I encourage all readers to check out our dashboard application, the corresponding StoryMap that provides a more detailed overview of the problem as well as educational resources, and a live demo of the application linked from our App Challenge team profile on GitHub.

Challenges and Takeaways

This year’s App Challenge was unique to the competition in years past because as a team, we were unable to work on developing our application together in-person as one unit. As a result of the COVID-19 pandemic, we completed each stage of the App Challenge by collaborating over remote-work tools like Google Docs and Zoom. Fortunately, we were also able to set up a group for our team within our University of Calgary ArcGIS Online organization. This enabled our team members to contribute to iterative versions of the application while it was undergoing development. We found that the virtual work environment necessitated the prioritization and assignment of specific tasks to each team member to ensure all deliverables were completed on time. This resulted in team members taking on chunks of work that best reflected their personal and academic skill set. Parsing out the deliverables within our team, I think, contributed to our organization, time-management, and eventual success in completing the App Challenge with time to spare.

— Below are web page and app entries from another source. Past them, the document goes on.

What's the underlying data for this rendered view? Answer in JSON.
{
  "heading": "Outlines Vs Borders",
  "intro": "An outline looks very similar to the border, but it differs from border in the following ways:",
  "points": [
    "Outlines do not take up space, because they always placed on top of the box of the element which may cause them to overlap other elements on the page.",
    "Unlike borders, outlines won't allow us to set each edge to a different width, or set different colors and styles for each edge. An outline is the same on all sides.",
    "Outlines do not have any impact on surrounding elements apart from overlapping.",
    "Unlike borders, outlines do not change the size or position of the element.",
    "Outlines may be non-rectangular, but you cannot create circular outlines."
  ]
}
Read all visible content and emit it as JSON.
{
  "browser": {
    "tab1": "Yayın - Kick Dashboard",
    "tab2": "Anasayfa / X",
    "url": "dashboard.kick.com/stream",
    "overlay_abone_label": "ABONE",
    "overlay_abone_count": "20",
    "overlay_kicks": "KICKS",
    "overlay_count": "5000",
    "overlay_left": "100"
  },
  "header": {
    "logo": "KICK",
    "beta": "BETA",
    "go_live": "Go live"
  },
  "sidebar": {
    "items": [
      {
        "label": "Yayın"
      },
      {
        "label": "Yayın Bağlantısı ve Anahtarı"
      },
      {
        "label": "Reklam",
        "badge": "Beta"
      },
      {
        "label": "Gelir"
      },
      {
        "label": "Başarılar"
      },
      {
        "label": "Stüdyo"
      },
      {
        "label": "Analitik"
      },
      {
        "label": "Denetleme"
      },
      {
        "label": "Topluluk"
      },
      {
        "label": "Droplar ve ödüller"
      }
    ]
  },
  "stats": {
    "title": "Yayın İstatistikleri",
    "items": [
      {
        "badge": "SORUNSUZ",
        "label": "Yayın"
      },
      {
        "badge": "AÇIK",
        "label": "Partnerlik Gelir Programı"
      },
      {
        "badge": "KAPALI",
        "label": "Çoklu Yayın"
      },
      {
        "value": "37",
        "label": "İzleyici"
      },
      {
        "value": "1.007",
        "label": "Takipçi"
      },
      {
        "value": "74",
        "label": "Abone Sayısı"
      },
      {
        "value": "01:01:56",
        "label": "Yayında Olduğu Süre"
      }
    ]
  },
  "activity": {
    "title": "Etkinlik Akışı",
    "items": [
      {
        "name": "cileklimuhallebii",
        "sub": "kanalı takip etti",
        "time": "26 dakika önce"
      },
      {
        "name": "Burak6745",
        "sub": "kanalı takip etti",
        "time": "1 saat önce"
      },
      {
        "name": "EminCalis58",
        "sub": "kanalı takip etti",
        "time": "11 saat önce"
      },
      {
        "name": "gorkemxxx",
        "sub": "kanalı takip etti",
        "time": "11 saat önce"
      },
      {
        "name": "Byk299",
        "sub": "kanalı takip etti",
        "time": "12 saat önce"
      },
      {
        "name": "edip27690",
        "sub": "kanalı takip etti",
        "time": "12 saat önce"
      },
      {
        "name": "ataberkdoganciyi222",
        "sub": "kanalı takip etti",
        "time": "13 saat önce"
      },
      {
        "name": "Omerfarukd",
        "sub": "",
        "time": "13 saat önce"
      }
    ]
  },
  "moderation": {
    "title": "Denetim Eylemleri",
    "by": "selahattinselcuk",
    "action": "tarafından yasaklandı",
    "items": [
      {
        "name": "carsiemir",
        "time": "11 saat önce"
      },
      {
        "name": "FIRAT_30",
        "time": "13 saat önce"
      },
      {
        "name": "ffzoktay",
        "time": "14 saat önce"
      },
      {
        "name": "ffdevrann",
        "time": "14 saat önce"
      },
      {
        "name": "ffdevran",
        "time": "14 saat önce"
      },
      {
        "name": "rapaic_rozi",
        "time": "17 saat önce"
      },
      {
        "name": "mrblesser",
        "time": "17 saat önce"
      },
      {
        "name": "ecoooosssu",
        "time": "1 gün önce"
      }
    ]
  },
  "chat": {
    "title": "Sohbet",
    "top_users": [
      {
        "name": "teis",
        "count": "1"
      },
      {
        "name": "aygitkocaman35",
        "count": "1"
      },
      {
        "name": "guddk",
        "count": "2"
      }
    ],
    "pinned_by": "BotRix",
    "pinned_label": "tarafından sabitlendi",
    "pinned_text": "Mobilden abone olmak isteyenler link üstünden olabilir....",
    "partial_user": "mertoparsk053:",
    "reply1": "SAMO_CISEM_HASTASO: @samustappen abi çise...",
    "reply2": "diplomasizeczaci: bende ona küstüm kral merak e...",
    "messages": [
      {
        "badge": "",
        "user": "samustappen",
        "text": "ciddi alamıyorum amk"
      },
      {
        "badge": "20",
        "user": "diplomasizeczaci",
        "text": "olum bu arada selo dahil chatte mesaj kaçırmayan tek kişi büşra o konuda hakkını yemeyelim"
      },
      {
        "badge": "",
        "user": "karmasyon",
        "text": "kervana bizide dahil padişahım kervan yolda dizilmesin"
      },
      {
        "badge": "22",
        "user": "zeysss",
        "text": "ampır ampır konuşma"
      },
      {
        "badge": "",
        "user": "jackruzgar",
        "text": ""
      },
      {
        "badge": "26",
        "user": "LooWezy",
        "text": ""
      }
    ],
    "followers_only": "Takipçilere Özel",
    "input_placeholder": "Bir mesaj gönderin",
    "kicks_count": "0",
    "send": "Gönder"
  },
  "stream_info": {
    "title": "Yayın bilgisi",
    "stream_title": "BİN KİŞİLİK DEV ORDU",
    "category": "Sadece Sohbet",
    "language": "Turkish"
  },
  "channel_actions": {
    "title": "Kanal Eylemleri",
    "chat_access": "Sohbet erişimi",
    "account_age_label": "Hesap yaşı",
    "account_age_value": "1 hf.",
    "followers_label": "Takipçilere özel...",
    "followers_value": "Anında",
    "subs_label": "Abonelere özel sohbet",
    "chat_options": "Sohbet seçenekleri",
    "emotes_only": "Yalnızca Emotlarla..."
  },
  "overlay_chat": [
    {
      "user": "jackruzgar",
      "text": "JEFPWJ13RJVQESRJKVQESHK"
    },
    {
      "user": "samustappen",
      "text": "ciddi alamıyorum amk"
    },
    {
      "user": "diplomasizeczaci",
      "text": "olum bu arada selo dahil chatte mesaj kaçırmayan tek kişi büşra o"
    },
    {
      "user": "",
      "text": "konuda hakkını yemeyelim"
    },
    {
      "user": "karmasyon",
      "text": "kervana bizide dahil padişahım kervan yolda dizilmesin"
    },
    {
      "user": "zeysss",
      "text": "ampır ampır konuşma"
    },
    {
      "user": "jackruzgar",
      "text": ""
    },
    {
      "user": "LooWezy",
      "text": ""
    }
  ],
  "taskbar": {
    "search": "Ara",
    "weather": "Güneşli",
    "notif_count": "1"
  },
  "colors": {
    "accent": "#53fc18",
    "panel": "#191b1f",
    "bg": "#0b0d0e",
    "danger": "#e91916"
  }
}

Within my research area as an MSc student, I mainly use ArcGIS Pro to work with geodatabases and shapefiles, make informative maps to use as figures in papers I write, and analyze data. Prior to taking part in the App Challenge, I didn’t have much experience using other Esri technologies, with the exception of ArcGIS Online. By participating in the ECCE App Challenge, I learned about the wealth of geospatial applications and software Esri has available, improved my ability to work with ArcGIS Dashboards, and expanded my knowledge about the media I can use to communicate the results from my own research to different stakeholders. In the near-term, I plan to take advantage of the educational resources and opportunities Esri makes available to us as ECCE Student Associates to broaden the ways in which I can deploy Esri’s software to support my own research. More importantly, however, the 2021 ECCE App Challenge was a fun way to spend a week with some fellow geographers, Chelsea and Rhiannon, while contributing a solution to serious problem. I look forward to participating again in the future, and thanks for the opportunity, Esri Canada and ECCE!


  1. UN Water. (n.d.). Human Rights to Water and Sanitation.
  2. Stefanovich, O., Roman, K., and Jones, R. P. (2021, February 25). Too many First Nations lack clean drinking water and it’s Ottawa’s fault, says auditor general. CBC News.
  3. Goldfinger, D. (2021, March 5). Trudeau’s promise to improve First Nations drinking water years behind schedule: federal government. Global News.
  4. Cecco, L. (2021, April 30). Dozens of Canada’s First Nations lack drinking water: ‘Unacceptable in a country so rich.’ The Guardian.
  5. Beijius, W., and Patrick, R., J. (2019). “We Don’t Drink the Water Here”: The Reproduction of Undrinkable Water for First Nations in Canada. MDPI. Vol. 11, Issue 1079